Dominique Greiner, editor of the French Catholic newspaper La Croix, has a column commenting on a new book by Yann Raison du Cleuziou, Qui sont les cathos aujourd’hui? The book offers an interpretation of a study undertaken under the auspices of Confrontations: Association des intellectuels chrétiens
It begins by locating Catholics under four headings: 1) the irreconciliables (Catholic Action militants; charismatic (re)converts; traditionalists bent on reconquest); 2) people damaged by the institution (the alienated; divorced committed Christians; women with Church responsibilities); 3) artisans of reconstruction (confident heirs; people at the frontiers; neo-classical Catholics); 4) young people without complexes (thirty-somethings; liberated Catholics; adolescents who haven’t been hooked).
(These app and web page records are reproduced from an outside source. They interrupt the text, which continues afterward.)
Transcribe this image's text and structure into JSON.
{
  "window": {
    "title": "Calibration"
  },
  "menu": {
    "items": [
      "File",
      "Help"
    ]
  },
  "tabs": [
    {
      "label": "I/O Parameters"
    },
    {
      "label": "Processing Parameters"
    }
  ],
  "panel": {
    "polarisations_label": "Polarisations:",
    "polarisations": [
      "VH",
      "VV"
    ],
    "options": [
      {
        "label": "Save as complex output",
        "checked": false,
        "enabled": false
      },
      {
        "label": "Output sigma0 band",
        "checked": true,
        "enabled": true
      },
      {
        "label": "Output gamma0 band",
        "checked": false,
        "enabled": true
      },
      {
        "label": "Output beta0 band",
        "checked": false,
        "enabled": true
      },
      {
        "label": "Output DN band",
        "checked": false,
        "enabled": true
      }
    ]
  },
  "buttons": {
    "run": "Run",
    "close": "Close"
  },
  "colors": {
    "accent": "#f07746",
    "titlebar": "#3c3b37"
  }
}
The analysis goes beyond the binary oppositions that often are set up, even by Catholics themselves, but the results are such that it is “legitimate to ask to what degree Catholics still identify one another as co-religionists.” He draws particular attention to the cleavage between the older and the younger generations:
He speaks of reciprocal ignorance. The thirty-year-olds know nothing of the history of their elders. The great spiritual and theological figures of the twentieth century who were so important in France are unknown to them. “For them there’s nothing between Thérèse of Lisieux and John Paul II.” Young people are just as incapable of understanding the defiance of the older people with regard to John Paul II or Benedict SVI “because they know nothing of the hopes which the Council raised and which have been disappointed.”
In return, the older people don’t understand the new generations. On liturgical matters, or priest’s dress, they have a feeling that things are going backwards. But, the author notes, they don’t examine the reason for such practices. “To choose the cassock has nothing to do with wearing it under obligation. And the liturgy in Latin, or clouds of incense, don’t have the same charm or the same meaning for those who grew up with them and for those who choose them by preference.”
The author maintains that Catholics have difficulty understanding one another because there are not many places left where they can listen to one another.
Structures where Catholics of different tendencies could engage in debate have disappeared–the Catholic Center of French Intellectuals, for example. The various Catholic journals no longer engage in polemics with each other. Every diocese has structures for inter-religious or ecumenical dialogue, but there’s nothing to stimulate dialogue among Catholics.
The challenge, Greiner concludes, is for Catholics to re-learn unity if their Church is going to be a sign of communion. All generations have to work for this.
I can’t comment on the accuracy or adequacy of the description of French Catholicism, but I’m glad to learn of an analysis that goes beyond the typical Manichean division of Catholics into White Hats and Black Hats. Among American Catholics, however, there’s no lack of polemics, as the quickest tour of the websites and blogs will discover, but many (most?) of them aren’t exactly instances of genuine dialogue. The Common Ground Initiative attempted to institutionalize dialogue among Catholics, but despite promising beginnings, it seems to have had a limited impact. And the recent discussions of relations among associations of Catholic intellectuals do not encourage great hope; in fact, they could even suggest that the will to dialogue simply doesn't and needn't exist.